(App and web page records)
——

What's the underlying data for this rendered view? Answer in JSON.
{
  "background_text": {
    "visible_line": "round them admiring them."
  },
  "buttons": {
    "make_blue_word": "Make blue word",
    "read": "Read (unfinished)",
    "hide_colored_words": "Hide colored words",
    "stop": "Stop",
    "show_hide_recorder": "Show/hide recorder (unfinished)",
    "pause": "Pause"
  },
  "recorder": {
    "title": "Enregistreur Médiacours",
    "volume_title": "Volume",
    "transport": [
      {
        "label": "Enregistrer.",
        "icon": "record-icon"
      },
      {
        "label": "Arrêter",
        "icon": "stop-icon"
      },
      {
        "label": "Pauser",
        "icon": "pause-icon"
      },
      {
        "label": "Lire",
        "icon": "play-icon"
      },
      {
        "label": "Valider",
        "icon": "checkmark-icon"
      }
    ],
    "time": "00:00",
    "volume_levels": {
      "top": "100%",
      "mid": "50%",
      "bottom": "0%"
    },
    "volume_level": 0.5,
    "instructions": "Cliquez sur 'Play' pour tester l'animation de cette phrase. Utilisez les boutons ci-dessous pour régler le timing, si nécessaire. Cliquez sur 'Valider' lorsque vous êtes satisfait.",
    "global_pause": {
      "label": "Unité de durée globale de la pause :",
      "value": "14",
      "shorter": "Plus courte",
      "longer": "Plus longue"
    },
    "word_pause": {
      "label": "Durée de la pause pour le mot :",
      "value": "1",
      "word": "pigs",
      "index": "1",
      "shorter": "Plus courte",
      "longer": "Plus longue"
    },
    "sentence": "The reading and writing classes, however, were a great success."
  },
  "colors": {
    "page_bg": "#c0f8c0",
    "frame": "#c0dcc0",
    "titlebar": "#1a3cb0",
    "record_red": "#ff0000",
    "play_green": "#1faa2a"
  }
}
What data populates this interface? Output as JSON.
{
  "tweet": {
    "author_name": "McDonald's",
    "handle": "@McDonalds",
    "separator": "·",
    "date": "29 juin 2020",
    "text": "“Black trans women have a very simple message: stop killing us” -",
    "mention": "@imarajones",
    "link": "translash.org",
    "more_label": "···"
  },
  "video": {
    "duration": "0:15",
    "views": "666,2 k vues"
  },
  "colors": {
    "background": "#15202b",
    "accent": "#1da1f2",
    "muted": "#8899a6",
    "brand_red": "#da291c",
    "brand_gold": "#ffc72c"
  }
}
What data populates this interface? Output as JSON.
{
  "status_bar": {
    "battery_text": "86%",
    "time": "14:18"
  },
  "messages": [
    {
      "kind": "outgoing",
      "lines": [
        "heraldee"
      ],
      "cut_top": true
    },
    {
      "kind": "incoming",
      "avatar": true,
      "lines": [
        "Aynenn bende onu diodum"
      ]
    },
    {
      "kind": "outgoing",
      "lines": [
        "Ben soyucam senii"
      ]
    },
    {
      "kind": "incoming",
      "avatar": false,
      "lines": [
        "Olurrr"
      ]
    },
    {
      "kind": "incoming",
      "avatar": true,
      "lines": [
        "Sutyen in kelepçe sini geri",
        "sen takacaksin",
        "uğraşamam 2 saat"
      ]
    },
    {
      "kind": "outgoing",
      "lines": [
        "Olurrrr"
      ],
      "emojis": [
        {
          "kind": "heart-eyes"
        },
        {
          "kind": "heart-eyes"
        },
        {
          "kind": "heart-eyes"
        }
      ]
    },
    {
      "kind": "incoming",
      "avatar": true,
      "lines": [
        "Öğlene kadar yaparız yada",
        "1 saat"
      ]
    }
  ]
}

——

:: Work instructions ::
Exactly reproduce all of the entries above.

:: Reply ::
What's the underlying data for this rendered view? Answer in JSON.
{
  "background_text": {
    "visible_line": "round them admiring them."
  },
  "buttons": {
    "make_blue_word": "Make blue word",
    "read": "Read (unfinished)",
    "hide_colored_words": "Hide colored words",
    "stop": "Stop",
    "show_hide_recorder": "Show/hide recorder (unfinished)",
    "pause": "Pause"
  },
  "recorder": {
    "title": "Enregistreur Médiacours",
    "volume_title": "Volume",
    "transport": [
      {
        "label": "Enregistrer.",
        "icon": "record-icon"
      },
      {
        "label": "Arrêter",
        "icon": "stop-icon"
      },
      {
        "label": "Pauser",
        "icon": "pause-icon"
      },
      {
        "label": "Lire",
        "icon": "play-icon"
      },
      {
        "label": "Valider",
        "icon": "checkmark-icon"
      }
    ],
    "time": "00:00",
    "volume_levels": {
      "top": "100%",
      "mid": "50%",
      "bottom": "0%"
    },
    "volume_level": 0.5,
    "instructions": "Cliquez sur 'Play' pour tester l'animation de cette phrase. Utilisez les boutons ci-dessous pour régler le timing, si nécessaire. Cliquez sur 'Valider' lorsque vous êtes satisfait.",
    "global_pause": {
      "label": "Unité de durée globale de la pause :",
      "value": "14",
      "shorter": "Plus courte",
      "longer": "Plus longue"
    },
    "word_pause": {
      "label": "Durée de la pause pour le mot :",
      "value": "1",
      "word": "pigs",
      "index": "1",
      "shorter": "Plus courte",
      "longer": "Plus longue"
    },
    "sentence": "The reading and writing classes, however, were a great success."
  },
  "colors": {
    "page_bg": "#c0f8c0",
    "frame": "#c0dcc0",
    "titlebar": "#1a3cb0",
    "record_red": "#ff0000",
    "play_green": "#1faa2a"
  }
}
What data populates this interface? Output as JSON.
{
  "tweet": {
    "author_name": "McDonald's",
    "handle": "@McDonalds",
    "separator": "·",
    "date": "29 juin 2020",
    "text": "“Black trans women have a very simple message: stop killing us” -",
    "mention": "@imarajones",
    "link": "translash.org",
    "more_label": "···"
  },
  "video": {
    "duration": "0:15",
    "views": "666,2 k vues"
  },
  "colors": {
    "background": "#15202b",
    "accent": "#1da1f2",
    "muted": "#8899a6",
    "brand_red": "#da291c",
    "brand_gold": "#ffc72c"
  }
}
What data populates this interface? Output as JSON.
{
  "status_bar": {
    "battery_text": "86%",
    "time": "14:18"
  },
  "messages": [
    {
      "kind": "outgoing",
      "lines": [
        "heraldee"
      ],
      "cut_top": true
    },
    {
      "kind": "incoming",
      "avatar": true,
      "lines": [
        "Aynenn bende onu diodum"
      ]
    },
    {
      "kind": "outgoing",
      "lines": [
        "Ben soyucam senii"
      ]
    },
    {
      "kind": "incoming",
      "avatar": false,
      "lines": [
        "Olurrr"
      ]
    },
    {
      "kind": "incoming",
      "avatar": true,
      "lines": [
        "Sutyen in kelepçe sini geri",
        "sen takacaksin",
        "uğraşamam 2 saat"
      ]
    },
    {
      "kind": "outgoing",
      "lines": [
        "Olurrrr"
      ],
      "emojis": [
        {
          "kind": "heart-eyes"
        },
        {
          "kind": "heart-eyes"
        },
        {
          "kind": "heart-eyes"
        }
      ]
    },
    {
      "kind": "incoming",
      "avatar": true,
      "lines": [
        "Öğlene kadar yaparız yada",
        "1 saat"
      ]
    }
  ]
}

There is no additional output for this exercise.